Electricity prices are exploding everywhere in Europe, except in Spain and Portugal. The two countries have obtained a derogation from the European Union to leave the European energy market and find themselves with prices much lower than elsewhere. A difficult model for France to follow.
While electricity prices are soaring all over Europe, Spain and Portugal are spared. Since June, the two countries have obtained a derogation from the European Union. For a year, they leave the European system and can set the price of their electricity themselves. Whereas in EU countries, the price is indexed to the most expensive means: gas-fired power plants.
Independence linked to geographical isolation and investments

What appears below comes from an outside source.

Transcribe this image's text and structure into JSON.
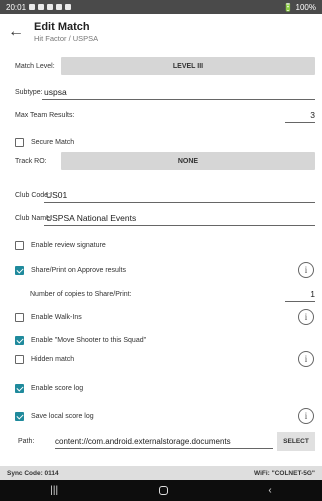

To justify this derogation, Spain and Portugal put forward an argument to the commission: according to them, the European model was unsuitable in their case. “There is a geographical isolation, the peninsula is relatively independent of Russian gas. During the last twenty years, the two countries have invested a lot in renewable energies”, explains Anna Creti, professor of economics at Paris Dauphine University. This argument of isolation cannot be used by France, which imports from Germany, Spain and the United Kingdom, and which exports to Italy and Switzerland. The country cannot therefore withdraw without there being a devastating impact on the market.